### Assignment
What lines in the material hold the string "save"? Copy out each of them.

[[ Exercise material, beginning ]]

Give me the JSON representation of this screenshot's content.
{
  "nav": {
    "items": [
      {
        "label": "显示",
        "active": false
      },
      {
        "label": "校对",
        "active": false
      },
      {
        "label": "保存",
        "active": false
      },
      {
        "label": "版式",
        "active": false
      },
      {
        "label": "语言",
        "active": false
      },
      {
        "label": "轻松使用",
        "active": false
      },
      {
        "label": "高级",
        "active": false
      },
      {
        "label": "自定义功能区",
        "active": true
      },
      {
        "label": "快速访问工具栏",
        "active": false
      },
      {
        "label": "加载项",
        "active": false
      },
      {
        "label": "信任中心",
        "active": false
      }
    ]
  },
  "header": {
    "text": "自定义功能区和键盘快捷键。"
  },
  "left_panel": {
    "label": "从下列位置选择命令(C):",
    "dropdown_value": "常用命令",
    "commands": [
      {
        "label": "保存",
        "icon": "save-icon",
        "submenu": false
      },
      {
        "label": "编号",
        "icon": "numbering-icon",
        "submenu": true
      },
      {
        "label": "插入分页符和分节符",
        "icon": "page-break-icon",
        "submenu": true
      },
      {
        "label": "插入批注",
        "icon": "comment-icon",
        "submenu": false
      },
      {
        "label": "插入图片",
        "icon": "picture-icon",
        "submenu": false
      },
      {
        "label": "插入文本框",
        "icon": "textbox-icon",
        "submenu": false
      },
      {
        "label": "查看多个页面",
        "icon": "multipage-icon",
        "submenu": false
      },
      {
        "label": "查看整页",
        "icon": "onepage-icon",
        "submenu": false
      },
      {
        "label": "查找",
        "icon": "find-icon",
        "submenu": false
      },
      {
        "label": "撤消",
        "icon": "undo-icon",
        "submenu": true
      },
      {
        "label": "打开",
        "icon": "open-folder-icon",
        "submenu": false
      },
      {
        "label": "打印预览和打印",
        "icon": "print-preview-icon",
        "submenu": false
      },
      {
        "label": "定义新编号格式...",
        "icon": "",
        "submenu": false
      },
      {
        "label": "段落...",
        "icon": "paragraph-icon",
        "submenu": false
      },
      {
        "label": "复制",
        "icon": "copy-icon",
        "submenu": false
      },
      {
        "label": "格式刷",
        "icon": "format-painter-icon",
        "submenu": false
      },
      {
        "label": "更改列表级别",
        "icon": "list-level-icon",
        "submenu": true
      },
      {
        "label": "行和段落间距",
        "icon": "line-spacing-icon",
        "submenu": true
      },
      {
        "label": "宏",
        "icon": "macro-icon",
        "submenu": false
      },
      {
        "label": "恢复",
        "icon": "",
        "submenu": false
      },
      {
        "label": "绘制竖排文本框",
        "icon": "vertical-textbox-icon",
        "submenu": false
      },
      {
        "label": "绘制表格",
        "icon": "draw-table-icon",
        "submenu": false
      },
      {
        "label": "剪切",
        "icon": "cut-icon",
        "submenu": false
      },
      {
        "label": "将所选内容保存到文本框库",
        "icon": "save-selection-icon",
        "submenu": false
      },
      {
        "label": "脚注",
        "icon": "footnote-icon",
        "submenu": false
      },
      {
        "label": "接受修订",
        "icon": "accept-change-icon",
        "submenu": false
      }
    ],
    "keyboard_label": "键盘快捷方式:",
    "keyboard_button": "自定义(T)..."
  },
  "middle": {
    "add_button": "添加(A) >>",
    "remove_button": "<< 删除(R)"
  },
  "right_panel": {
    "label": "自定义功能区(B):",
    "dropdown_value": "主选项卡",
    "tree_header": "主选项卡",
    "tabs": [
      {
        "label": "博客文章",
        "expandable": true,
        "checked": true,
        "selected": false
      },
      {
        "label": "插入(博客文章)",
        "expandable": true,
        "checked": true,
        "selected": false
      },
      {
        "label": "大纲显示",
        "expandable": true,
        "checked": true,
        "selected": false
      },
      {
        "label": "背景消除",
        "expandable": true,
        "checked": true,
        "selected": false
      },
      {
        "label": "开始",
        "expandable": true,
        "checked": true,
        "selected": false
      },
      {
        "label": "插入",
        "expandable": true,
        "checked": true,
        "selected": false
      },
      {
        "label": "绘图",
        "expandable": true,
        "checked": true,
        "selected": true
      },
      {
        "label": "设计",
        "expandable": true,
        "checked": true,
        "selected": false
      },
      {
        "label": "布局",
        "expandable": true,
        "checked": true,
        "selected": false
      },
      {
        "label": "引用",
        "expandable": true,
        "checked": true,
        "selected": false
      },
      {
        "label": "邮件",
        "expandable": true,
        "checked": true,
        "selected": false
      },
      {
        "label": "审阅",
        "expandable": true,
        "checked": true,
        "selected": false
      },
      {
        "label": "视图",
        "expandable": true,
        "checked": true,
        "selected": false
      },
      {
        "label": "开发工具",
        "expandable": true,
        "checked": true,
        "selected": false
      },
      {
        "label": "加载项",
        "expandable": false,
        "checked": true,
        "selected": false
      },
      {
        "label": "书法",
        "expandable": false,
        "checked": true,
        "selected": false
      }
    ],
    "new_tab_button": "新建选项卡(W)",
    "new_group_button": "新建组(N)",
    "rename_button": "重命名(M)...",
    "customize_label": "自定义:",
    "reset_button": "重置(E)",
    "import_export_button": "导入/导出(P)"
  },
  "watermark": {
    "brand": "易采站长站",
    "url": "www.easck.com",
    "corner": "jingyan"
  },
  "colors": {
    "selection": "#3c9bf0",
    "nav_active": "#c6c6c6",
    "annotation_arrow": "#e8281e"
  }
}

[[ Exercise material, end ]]

### Written reply
        "icon": "save-icon",
        "icon": "save-selection-icon",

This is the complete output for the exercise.